## Data supplied:
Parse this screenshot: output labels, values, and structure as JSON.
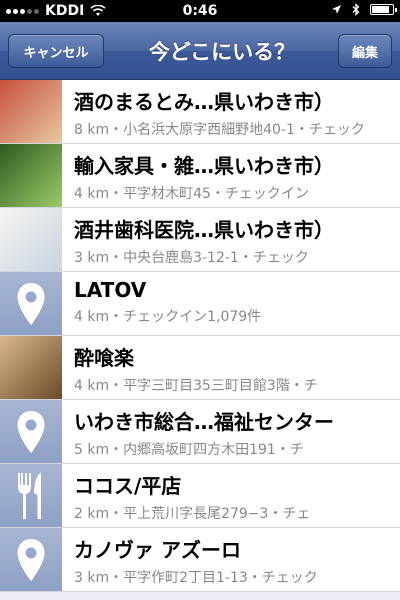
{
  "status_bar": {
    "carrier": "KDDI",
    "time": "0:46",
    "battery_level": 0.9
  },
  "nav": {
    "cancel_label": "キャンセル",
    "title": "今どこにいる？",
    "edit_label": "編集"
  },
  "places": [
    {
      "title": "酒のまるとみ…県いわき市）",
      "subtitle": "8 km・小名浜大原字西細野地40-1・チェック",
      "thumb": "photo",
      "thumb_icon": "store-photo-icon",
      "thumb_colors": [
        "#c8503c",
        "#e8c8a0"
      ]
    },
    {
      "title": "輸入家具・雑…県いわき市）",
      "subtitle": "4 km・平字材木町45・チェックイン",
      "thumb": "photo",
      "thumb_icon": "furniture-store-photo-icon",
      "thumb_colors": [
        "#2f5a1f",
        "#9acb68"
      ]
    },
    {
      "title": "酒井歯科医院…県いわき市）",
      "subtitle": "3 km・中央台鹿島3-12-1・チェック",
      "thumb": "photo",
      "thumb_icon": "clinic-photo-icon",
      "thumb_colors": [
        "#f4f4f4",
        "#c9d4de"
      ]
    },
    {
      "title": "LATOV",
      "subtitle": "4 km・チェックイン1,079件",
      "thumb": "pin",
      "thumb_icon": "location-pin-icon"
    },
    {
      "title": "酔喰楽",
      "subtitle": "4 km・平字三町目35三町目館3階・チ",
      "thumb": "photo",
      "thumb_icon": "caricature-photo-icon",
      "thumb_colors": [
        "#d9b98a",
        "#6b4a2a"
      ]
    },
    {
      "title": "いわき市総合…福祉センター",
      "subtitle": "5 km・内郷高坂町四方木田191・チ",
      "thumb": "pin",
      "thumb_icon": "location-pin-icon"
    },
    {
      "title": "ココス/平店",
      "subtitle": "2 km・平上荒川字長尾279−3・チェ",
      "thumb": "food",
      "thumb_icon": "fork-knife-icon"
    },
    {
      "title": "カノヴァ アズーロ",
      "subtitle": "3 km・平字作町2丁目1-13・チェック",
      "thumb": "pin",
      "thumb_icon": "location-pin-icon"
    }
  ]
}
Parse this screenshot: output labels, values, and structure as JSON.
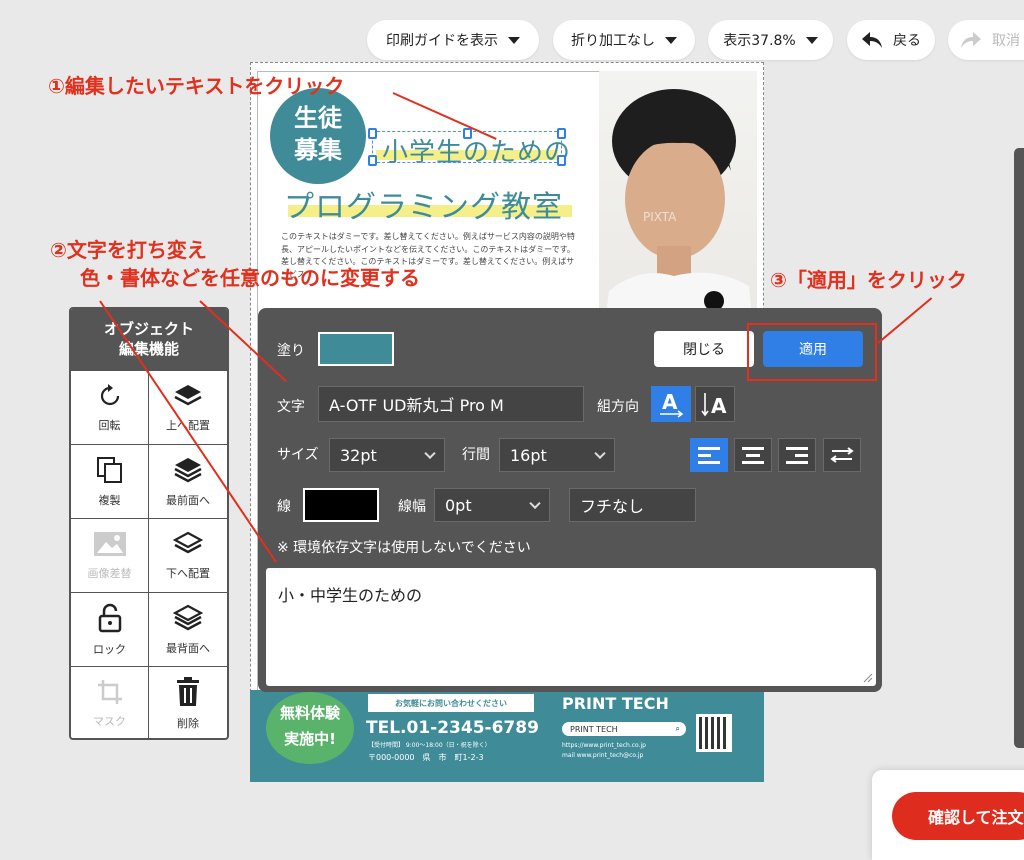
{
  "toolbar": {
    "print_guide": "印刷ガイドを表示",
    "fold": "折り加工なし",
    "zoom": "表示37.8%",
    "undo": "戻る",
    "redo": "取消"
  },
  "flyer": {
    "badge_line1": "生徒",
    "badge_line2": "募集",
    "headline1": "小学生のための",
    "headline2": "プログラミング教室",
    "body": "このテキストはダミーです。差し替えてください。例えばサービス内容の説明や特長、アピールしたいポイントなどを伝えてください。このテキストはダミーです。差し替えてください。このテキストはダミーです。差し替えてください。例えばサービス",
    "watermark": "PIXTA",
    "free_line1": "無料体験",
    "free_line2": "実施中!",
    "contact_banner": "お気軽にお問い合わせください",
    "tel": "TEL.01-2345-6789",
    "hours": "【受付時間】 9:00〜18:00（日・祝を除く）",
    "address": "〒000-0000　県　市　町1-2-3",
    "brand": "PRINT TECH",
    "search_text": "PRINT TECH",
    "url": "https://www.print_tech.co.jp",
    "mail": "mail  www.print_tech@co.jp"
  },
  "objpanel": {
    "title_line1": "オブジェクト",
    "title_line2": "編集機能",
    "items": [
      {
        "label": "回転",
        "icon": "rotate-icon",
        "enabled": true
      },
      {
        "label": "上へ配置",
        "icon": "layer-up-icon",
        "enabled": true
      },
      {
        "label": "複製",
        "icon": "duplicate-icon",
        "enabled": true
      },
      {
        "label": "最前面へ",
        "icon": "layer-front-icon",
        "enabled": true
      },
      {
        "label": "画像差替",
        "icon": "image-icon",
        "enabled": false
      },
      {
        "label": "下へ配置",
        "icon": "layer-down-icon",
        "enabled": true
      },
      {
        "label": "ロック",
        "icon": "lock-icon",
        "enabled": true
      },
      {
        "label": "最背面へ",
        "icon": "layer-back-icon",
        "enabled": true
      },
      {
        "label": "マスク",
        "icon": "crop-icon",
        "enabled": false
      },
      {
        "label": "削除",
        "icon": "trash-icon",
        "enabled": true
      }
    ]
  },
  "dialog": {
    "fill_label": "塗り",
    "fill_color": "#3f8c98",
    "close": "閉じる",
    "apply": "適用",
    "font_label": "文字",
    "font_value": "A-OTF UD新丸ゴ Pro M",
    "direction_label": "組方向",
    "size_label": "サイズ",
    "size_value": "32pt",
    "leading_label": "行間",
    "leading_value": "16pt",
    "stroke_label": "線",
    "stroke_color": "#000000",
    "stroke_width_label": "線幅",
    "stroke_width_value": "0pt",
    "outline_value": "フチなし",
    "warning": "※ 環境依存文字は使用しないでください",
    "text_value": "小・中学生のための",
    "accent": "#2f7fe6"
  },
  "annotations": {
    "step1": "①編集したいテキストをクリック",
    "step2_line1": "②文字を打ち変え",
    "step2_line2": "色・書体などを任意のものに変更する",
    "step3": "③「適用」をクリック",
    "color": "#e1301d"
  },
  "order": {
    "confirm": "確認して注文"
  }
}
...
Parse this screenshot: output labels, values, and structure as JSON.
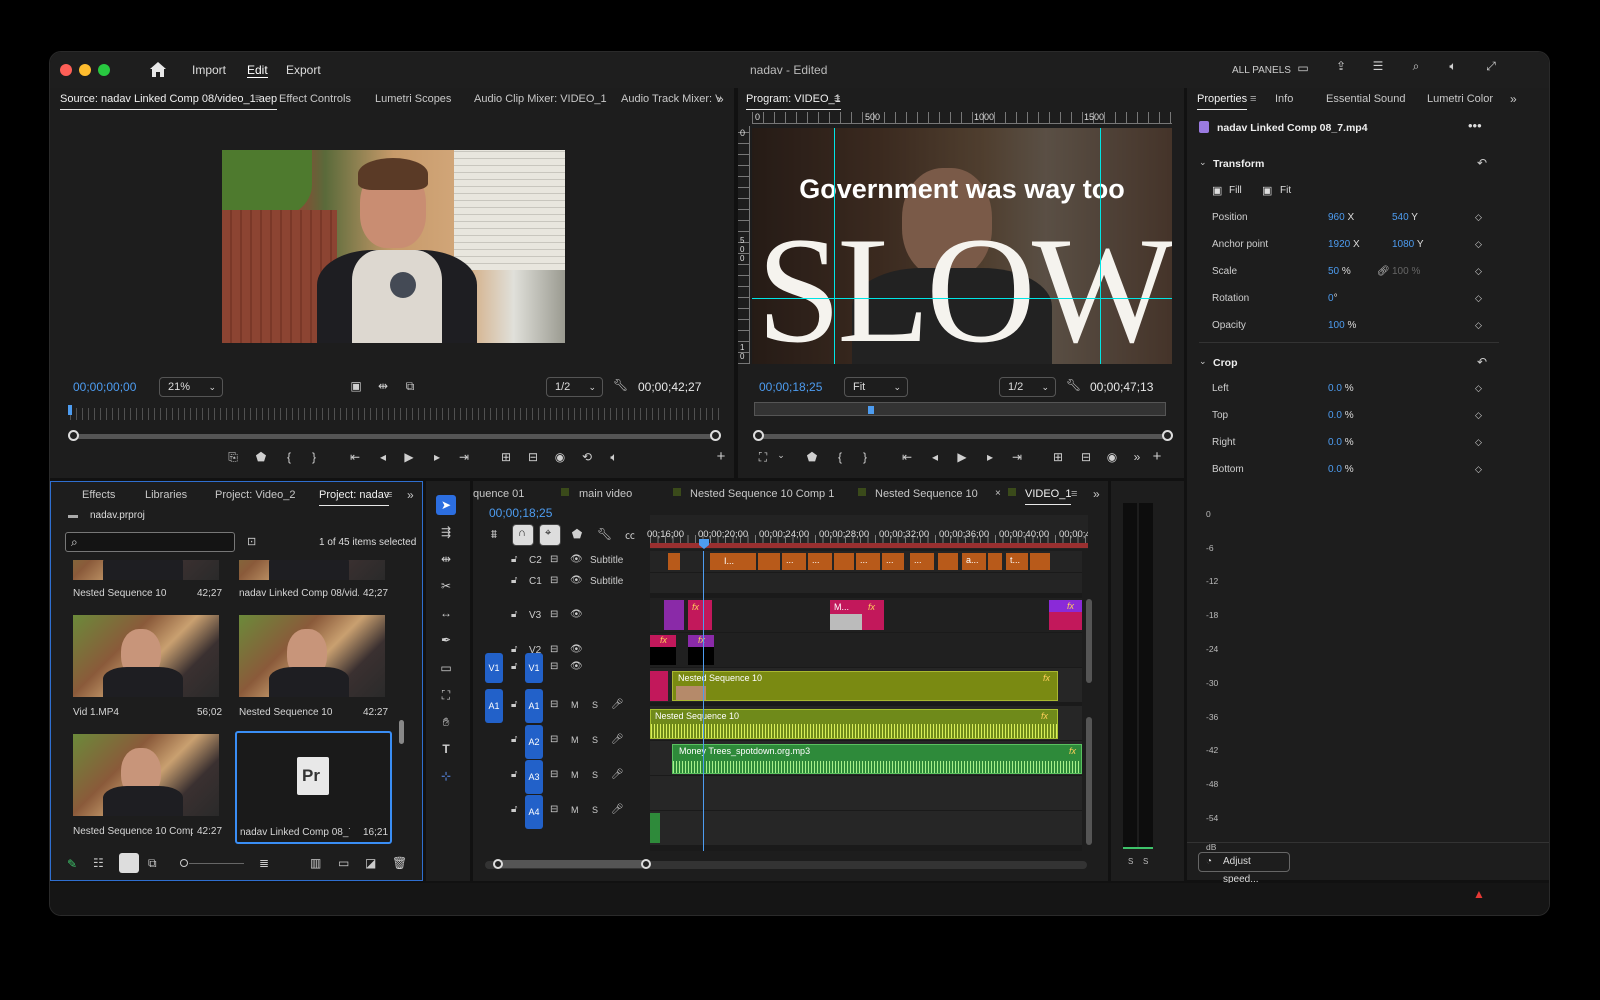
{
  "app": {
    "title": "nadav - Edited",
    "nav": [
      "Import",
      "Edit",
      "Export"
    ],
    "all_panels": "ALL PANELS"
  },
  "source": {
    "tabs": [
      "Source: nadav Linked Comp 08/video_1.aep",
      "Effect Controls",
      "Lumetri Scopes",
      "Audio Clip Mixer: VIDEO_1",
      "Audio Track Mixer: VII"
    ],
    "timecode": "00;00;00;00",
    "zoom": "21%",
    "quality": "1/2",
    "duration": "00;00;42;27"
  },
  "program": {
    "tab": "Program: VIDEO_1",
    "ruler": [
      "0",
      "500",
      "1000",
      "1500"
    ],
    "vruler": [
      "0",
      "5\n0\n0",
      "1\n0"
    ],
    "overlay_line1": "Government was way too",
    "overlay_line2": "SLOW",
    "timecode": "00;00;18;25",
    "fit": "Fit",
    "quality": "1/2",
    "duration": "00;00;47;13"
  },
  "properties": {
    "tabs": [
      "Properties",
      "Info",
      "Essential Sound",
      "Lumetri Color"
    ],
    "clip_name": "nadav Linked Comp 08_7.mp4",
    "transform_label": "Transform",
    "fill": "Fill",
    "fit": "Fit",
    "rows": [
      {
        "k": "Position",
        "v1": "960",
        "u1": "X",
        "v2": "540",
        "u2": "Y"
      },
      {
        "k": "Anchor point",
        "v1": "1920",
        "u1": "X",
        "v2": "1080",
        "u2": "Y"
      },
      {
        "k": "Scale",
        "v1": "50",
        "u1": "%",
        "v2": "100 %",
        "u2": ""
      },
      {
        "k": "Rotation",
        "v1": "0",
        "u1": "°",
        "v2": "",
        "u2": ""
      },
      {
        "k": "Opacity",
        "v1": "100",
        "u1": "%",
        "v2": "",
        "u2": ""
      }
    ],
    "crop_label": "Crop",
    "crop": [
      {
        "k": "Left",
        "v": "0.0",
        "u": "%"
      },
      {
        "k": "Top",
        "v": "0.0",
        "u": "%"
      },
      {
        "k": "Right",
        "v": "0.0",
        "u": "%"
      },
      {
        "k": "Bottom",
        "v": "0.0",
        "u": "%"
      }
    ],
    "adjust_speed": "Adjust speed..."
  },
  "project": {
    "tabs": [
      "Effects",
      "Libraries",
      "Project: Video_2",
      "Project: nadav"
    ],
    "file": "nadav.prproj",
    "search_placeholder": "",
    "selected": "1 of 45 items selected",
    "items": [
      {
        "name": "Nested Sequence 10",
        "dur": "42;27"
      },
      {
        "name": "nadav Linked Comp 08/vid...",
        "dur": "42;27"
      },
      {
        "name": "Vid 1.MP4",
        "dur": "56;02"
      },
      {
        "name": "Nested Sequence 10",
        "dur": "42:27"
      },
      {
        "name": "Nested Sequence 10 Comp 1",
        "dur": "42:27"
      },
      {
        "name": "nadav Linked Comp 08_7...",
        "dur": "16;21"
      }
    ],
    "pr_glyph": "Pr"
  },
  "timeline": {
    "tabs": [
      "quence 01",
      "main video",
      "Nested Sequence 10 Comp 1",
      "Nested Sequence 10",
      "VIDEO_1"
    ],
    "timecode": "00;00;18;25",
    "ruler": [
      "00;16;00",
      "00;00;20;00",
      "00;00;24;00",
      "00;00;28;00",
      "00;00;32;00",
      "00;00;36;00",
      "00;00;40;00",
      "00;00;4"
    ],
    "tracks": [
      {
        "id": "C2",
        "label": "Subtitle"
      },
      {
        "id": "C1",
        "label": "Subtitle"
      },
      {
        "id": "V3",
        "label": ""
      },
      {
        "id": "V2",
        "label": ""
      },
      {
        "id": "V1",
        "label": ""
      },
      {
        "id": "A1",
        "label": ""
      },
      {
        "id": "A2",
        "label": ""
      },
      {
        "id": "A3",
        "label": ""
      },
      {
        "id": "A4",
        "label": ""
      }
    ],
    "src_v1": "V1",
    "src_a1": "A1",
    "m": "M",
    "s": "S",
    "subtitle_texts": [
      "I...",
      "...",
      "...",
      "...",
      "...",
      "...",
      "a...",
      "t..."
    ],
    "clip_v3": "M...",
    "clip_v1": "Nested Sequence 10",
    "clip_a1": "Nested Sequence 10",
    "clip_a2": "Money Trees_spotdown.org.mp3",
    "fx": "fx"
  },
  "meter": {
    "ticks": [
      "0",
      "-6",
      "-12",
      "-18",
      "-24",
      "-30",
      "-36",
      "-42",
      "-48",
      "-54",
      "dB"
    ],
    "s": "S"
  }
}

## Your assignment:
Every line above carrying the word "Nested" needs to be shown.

## Task result:
        "name": "Nested Sequence 10",
        "name": "Nested Sequence 10",
        "name": "Nested Sequence 10 Comp 1",
      "Nested Sequence 10 Comp 1",
      "Nested Sequence 10",
    "clip_v1": "Nested Sequence 10",
    "clip_a1": "Nested Sequence 10",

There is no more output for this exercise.